**Problem requirements:** Leave out the pictures and return every entry exactly as it appears.
• • • •
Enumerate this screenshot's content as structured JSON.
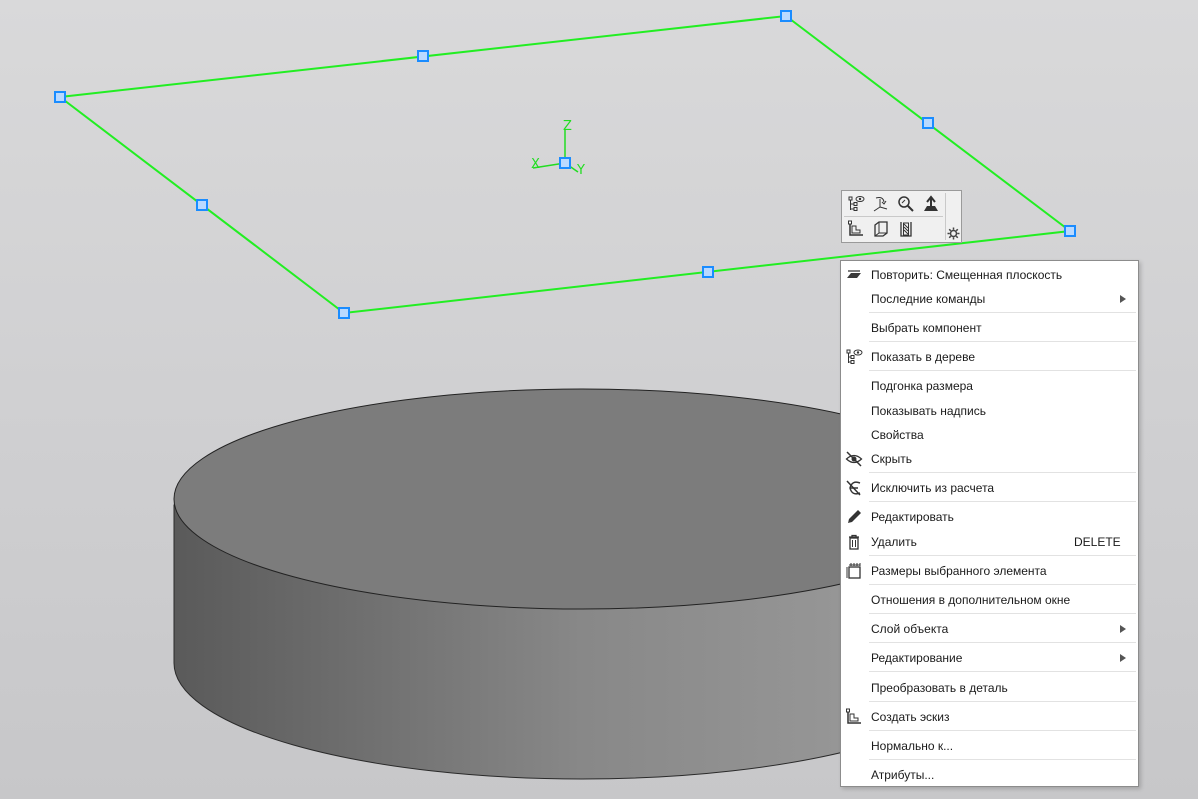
{
  "scene": {
    "plane_color": "#22ee22",
    "handle_color": "#1a8cff",
    "cylinder_top_color": "#7c7c7c",
    "cylinder_side_dark": "#5c5c5c",
    "cylinder_side_light": "#9b9b9b",
    "axes": {
      "z": "Z",
      "x": "X",
      "y": "Y"
    }
  },
  "mini_toolbar": {
    "buttons": [
      "show-in-tree-icon",
      "sketch-normal-icon",
      "zoom-to-icon",
      "export-icon",
      "create-sketch-icon",
      "section-view-icon",
      "hatch-view-icon",
      "settings-gear-icon"
    ]
  },
  "context_menu": {
    "items": [
      {
        "label": "Повторить: Смещенная плоскость",
        "icon": "offset-plane-icon"
      },
      {
        "label": "Последние команды",
        "submenu": true
      },
      {
        "label": "Выбрать компонент"
      },
      {
        "label": "Показать в дереве",
        "icon": "tree-eye-icon"
      },
      {
        "label": "Подгонка размера"
      },
      {
        "label": "Показывать надпись"
      },
      {
        "label": "Свойства"
      },
      {
        "label": "Скрыть",
        "icon": "eye-hide-icon"
      },
      {
        "label": "Исключить из расчета",
        "icon": "exclude-icon"
      },
      {
        "label": "Редактировать",
        "icon": "pencil-icon"
      },
      {
        "label": "Удалить",
        "shortcut": "DELETE",
        "icon": "trash-icon"
      },
      {
        "label": "Размеры выбранного элемента",
        "icon": "dimensions-icon"
      },
      {
        "label": "Отношения в дополнительном окне"
      },
      {
        "label": "Слой объекта",
        "submenu": true
      },
      {
        "label": "Редактирование",
        "submenu": true
      },
      {
        "label": "Преобразовать в деталь"
      },
      {
        "label": "Создать эскиз",
        "icon": "create-sketch-icon"
      },
      {
        "label": "Нормально к..."
      },
      {
        "label": "Атрибуты..."
      }
    ]
  }
}
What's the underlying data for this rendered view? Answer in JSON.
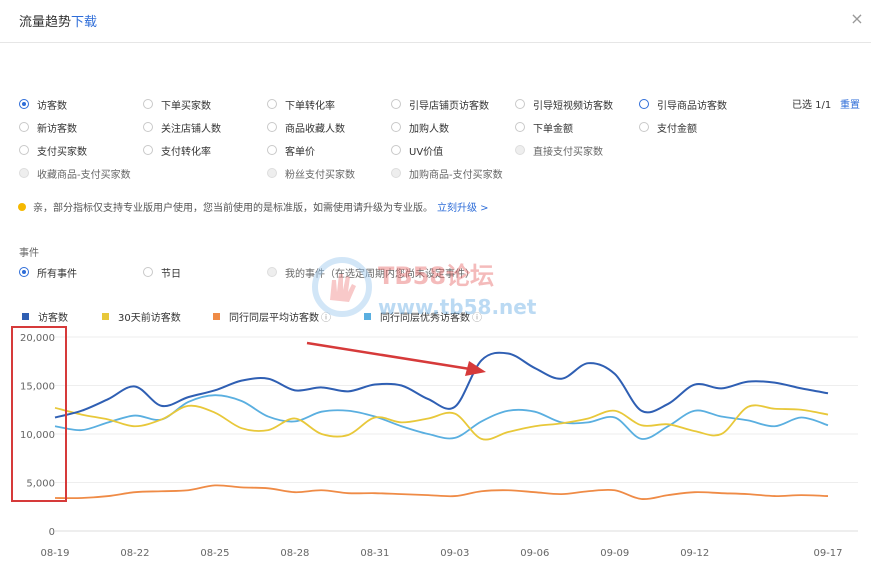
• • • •
**Exercise result:**
Enumerate this screenshot's content as structured JSON.
{
  "scene": {
    "plane_color": "#22ee22",
    "handle_color": "#1a8cff",
    "cylinder_top_color": "#7c7c7c",
    "cylinder_side_dark": "#5c5c5c",
    "cylinder_side_light": "#9b9b9b",
    "axes": {
      "z": "Z",
      "x": "X",
      "y": "Y"
    }
  },
  "mini_toolbar": {
    "buttons": [
      "show-in-tree-icon",
      "sketch-normal-icon",
      "zoom-to-icon",
      "export-icon",
      "create-sketch-icon",
      "section-view-icon",
      "hatch-view-icon",
      "settings-gear-icon"
    ]
  },
  "context_menu": {
    "items": [
      {
        "label": "Повторить: Смещенная плоскость",
        "icon": "offset-plane-icon"
      },
      {
        "label": "Последние команды",
        "submenu": true
      },
      {
        "label": "Выбрать компонент"
      },
      {
        "label": "Показать в дереве",
        "icon": "tree-eye-icon"
      },
      {
        "label": "Подгонка размера"
      },
      {
        "label": "Показывать надпись"
      },
      {
        "label": "Свойства"
      },
      {
        "label": "Скрыть",
        "icon": "eye-hide-icon"
      },
      {
        "label": "Исключить из расчета",
        "icon": "exclude-icon"
      },
      {
        "label": "Редактировать",
        "icon": "pencil-icon"
      },
      {
        "label": "Удалить",
        "shortcut": "DELETE",
        "icon": "trash-icon"
      },
      {
        "label": "Размеры выбранного элемента",
        "icon": "dimensions-icon"
      },
      {
        "label": "Отношения в дополнительном окне"
      },
      {
        "label": "Слой объекта",
        "submenu": true
      },
      {
        "label": "Редактирование",
        "submenu": true
      },
      {
        "label": "Преобразовать в деталь"
      },
      {
        "label": "Создать эскиз",
        "icon": "create-sketch-icon"
      },
      {
        "label": "Нормально к..."
      },
      {
        "label": "Атрибуты..."
      }
    ]
  }
}
What's the underlying data for this rendered view? Answer in JSON.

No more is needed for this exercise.